In 2004, Herzog began leasing the Old Barn Inn and operated a restaurant there called the Gardens at Malmaison, which was open for regular dinner service. After purchasing it in 2013, she turned it into a special event-only venue. Today, she also owns the Head’s Store and The Studio Inn.
Miller is currently coordinating classes for next year, likely March through November, with some of the same instructors – Marchetti; Christine Burns Rudalevige, who taught cooking with seafood in April; and Sheri Castle, who taught cooking seasonally in July – but perhaps playing around with different formats or smaller classes as well as new instructors.
“It’s a deep-dive weekend; you want what’s not on the agenda,” Miller says. “You’re talking, and that’s what I think is the best part of a cooking class.”
Herzog is also planning to construct a larger, fully functional cooking classroom for the 2020 season, with room for 25 students, a full commercial kitchen, an arsenal of tools for everyone and more.

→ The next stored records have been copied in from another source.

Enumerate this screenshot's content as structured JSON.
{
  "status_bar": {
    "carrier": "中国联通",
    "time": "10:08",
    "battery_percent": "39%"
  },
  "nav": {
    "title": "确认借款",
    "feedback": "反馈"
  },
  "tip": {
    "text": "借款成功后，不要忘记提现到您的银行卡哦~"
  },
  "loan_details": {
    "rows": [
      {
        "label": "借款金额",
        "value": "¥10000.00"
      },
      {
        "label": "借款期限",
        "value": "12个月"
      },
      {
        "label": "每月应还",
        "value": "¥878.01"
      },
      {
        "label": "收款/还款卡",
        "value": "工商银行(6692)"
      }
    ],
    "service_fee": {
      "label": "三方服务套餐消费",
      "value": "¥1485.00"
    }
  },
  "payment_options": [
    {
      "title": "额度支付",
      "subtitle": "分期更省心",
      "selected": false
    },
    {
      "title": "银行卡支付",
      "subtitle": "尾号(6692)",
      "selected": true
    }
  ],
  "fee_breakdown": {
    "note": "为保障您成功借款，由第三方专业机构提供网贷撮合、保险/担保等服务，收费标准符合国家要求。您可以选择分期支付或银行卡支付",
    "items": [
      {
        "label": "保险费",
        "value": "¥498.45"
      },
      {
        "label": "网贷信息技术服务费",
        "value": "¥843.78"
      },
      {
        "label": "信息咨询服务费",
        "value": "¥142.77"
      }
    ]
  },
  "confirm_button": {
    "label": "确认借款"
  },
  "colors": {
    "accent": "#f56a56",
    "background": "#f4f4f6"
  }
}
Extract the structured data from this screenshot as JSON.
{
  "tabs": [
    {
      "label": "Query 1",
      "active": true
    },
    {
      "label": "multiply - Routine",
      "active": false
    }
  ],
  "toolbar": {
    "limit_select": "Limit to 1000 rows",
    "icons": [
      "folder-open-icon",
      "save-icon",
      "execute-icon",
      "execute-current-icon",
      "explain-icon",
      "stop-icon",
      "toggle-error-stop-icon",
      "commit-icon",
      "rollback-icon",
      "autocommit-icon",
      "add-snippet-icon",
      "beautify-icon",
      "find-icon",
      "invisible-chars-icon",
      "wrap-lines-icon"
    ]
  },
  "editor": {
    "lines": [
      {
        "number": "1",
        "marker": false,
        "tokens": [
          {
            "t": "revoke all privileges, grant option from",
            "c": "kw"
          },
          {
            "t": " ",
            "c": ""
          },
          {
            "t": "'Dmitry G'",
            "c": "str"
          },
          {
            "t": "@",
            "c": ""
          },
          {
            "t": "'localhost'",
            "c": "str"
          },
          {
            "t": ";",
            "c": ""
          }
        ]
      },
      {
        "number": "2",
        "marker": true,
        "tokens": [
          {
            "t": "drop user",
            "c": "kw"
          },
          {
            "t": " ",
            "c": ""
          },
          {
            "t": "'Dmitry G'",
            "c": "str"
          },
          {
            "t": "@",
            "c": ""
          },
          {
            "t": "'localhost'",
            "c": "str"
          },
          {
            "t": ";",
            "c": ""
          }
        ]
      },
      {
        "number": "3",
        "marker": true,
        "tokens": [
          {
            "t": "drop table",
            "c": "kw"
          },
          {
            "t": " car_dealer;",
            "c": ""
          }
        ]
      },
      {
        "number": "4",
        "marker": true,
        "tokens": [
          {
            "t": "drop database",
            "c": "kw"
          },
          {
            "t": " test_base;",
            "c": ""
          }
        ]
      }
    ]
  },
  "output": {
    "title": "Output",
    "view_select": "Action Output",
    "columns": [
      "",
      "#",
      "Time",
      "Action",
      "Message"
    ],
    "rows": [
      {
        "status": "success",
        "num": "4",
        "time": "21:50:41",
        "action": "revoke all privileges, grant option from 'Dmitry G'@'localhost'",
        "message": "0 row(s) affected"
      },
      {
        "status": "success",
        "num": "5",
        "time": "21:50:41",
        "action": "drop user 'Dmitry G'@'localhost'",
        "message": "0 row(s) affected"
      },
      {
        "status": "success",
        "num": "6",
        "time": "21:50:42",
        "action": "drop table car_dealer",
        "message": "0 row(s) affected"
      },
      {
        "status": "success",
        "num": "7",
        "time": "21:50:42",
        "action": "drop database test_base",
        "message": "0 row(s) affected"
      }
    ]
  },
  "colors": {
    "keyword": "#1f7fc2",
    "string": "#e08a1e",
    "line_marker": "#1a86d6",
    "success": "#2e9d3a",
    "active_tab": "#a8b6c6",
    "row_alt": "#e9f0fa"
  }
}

The current classroom can fit 16 students; any baking or freezing has to be done in the commercial kitchen at the Old Barn Inn, and students (and instructors) cook on induction stovetops.

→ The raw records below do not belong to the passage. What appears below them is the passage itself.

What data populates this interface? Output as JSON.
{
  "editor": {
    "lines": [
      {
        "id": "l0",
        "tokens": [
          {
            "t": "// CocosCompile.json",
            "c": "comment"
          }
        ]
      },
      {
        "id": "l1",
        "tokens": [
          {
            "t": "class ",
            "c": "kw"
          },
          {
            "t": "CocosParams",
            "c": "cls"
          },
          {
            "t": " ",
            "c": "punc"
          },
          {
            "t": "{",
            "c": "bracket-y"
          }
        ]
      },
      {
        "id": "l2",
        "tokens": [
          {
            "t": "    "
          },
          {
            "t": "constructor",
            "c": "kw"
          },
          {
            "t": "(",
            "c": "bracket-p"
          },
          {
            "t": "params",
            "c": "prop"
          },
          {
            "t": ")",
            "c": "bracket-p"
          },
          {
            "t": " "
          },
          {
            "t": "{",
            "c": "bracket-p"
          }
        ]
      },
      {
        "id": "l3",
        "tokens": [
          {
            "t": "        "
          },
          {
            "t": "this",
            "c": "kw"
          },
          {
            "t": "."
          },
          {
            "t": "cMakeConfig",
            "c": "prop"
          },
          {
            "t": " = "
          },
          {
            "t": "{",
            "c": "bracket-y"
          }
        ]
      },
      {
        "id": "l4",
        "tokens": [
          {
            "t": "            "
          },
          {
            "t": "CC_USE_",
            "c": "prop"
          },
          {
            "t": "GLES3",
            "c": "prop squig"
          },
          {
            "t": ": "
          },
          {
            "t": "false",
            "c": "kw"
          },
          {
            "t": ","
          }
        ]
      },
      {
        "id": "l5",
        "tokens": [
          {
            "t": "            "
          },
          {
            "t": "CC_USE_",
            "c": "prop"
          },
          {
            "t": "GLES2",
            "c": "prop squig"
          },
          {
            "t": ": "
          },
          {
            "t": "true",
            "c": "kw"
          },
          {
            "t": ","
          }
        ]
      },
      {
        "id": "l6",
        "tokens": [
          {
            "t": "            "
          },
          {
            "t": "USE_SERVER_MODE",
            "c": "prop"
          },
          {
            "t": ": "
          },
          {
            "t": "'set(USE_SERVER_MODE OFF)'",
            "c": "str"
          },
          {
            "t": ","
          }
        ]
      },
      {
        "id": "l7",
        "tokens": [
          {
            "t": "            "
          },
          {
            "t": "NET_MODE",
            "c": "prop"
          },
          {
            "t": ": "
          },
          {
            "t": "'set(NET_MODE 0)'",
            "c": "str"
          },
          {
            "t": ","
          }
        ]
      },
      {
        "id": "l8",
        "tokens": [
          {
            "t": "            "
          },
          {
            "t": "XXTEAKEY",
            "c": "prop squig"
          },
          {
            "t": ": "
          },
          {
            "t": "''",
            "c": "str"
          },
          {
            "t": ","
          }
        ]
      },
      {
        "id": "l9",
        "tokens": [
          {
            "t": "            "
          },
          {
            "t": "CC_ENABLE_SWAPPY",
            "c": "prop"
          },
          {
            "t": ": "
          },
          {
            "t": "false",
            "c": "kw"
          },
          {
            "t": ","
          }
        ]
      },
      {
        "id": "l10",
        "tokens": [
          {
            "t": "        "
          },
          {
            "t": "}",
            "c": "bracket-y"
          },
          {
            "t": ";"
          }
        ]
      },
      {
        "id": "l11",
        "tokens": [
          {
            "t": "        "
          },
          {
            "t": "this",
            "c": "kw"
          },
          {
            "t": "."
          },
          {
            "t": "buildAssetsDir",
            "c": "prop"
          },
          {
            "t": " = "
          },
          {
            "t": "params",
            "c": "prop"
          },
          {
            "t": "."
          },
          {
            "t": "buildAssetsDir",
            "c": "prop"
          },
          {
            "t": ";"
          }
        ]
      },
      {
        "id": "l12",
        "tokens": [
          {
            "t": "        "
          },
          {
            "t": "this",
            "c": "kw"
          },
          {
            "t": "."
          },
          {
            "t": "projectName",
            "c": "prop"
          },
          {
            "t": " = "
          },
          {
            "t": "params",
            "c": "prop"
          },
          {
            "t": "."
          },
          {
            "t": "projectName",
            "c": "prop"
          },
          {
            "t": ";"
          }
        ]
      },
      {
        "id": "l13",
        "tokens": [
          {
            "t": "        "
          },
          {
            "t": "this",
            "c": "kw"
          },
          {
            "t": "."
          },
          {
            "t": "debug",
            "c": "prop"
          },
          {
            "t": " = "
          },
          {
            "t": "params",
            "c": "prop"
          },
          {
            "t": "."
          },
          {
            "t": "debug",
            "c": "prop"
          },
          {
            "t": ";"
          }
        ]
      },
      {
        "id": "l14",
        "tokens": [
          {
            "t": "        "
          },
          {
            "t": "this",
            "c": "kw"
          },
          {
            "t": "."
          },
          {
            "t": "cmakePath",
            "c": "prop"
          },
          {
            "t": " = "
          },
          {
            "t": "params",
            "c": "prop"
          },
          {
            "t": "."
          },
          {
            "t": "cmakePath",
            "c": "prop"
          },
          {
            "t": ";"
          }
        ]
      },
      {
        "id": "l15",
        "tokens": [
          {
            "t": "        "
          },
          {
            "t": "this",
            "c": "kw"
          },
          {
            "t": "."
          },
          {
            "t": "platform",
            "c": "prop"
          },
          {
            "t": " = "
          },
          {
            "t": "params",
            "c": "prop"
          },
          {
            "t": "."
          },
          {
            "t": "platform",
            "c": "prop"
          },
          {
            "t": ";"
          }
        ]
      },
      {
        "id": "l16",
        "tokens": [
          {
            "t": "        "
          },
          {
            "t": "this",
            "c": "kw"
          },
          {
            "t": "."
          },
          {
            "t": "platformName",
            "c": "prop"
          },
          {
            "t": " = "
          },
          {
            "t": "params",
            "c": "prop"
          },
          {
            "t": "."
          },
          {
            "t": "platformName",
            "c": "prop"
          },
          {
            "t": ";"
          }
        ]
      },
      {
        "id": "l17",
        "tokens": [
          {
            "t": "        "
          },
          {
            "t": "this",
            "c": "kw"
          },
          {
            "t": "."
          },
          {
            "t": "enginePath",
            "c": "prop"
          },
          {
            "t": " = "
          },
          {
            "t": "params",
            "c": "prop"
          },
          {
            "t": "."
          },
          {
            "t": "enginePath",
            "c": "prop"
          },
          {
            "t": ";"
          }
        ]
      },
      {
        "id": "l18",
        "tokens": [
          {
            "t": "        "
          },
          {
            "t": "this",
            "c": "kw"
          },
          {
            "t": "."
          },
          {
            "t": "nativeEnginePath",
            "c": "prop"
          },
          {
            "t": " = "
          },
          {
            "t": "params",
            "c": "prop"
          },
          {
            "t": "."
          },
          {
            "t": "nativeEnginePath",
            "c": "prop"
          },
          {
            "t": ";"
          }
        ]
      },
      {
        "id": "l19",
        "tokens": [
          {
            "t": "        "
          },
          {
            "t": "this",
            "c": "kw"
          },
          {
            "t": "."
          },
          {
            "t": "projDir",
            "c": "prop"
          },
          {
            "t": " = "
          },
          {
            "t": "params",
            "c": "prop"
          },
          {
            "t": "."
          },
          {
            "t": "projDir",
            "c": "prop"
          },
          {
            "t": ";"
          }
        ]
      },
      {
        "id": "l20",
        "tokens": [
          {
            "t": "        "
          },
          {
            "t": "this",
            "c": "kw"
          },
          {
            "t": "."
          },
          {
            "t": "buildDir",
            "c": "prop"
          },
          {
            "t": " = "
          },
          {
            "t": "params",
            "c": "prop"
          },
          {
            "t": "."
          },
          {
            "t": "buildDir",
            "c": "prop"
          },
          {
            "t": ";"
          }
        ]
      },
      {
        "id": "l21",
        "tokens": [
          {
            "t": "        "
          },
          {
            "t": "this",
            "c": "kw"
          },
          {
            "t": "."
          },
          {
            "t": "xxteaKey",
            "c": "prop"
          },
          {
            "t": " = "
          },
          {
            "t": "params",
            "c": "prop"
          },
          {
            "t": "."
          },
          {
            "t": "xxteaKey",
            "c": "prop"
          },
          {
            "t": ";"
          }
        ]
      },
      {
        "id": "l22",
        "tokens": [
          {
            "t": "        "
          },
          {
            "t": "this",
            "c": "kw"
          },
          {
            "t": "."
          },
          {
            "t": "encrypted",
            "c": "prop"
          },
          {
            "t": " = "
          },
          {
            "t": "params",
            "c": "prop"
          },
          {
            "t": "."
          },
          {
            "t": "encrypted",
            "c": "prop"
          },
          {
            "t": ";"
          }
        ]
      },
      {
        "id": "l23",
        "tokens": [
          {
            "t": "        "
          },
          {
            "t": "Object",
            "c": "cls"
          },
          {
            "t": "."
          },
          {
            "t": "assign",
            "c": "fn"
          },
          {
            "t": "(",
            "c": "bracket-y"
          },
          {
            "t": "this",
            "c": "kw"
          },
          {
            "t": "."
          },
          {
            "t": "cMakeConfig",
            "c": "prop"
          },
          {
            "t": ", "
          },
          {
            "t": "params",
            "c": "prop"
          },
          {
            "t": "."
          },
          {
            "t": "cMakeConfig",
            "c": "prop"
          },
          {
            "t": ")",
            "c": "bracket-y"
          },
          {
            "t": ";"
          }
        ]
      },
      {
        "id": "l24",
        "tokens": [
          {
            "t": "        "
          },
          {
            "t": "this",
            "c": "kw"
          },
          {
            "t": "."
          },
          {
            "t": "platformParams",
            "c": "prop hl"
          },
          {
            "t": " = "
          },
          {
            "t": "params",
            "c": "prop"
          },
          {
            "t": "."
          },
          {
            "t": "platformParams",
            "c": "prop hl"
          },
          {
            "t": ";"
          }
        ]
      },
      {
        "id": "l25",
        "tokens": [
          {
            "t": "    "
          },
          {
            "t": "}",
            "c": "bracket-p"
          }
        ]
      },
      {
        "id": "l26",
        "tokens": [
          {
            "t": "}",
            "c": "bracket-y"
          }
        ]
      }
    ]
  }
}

“We definitely need a larger space; we were shocked. We really thought it would be three to five people [in a class], and they’re selling out,” Herzog says, noting that she’s currently working with an architect to determine where would be the best place on the property to build a new classroom.
On Friday evening, students are hard at work preparing for the night’s dinner of crostini with sweet-and-sour peppers, capers and fresh mozzarella and trenette (noodles as wide as linguine but a tad thicker) with pesto Genovese.
While the bright red and yellow sweet peppers are marinating in pickling brine, Marchetti guides the group through preparing a quick and classic pesto.
Her recipe comes from Roberto Panizza, the literal Ambassador of Pesto of Genoa, Italy. Of course, technically only one specific type of basil makes true pesto Genovese, but tonight’s version with Missouri-grown basil is just as sharp and vibrant.
Understandably, some cooking campers are worried about how well pasta-making will go. “Now, I’m stressed!” jokes one, as Marchetti announces it’s time to take their dough and somehow transform it into delicious pasta.
Marchetti is patient, repeating tips as the class goes along, with students using their pasta machines for the first time. As she rolls her dough through the machine, gradually making it thinner and thinner, the students follow suit, albeit less sure of themselves.
“I’m at [setting] No. 7,” Marchetti says after a few minutes of feeding dough through the roller, “and I kinda like the consistency of this. It’s thin, but not too thin. You can kinda see the shadow of your hand through it.” She holds up a couple of feet of delicate pasta dough. “Make sure you’re flouring!” she reminds the class.
“Can you check this?” one student asks, sounding worried. “Mine is a little uneven.”
“That’s OK!” Marchetti assures everyone. “Making pasta is intuitive: The more you do it, the better you will get. The only way to get better at it is to keep doing it.”
An hour or so later, as cooking campers are chowing down on the surprisingly light plates of pasta, bright green with pesto and topped with freshly grated Parmigiano-Reggiano, they agree: They will be doing this again.
Inns at St. Albans, innsatstalbans.com/cooking-school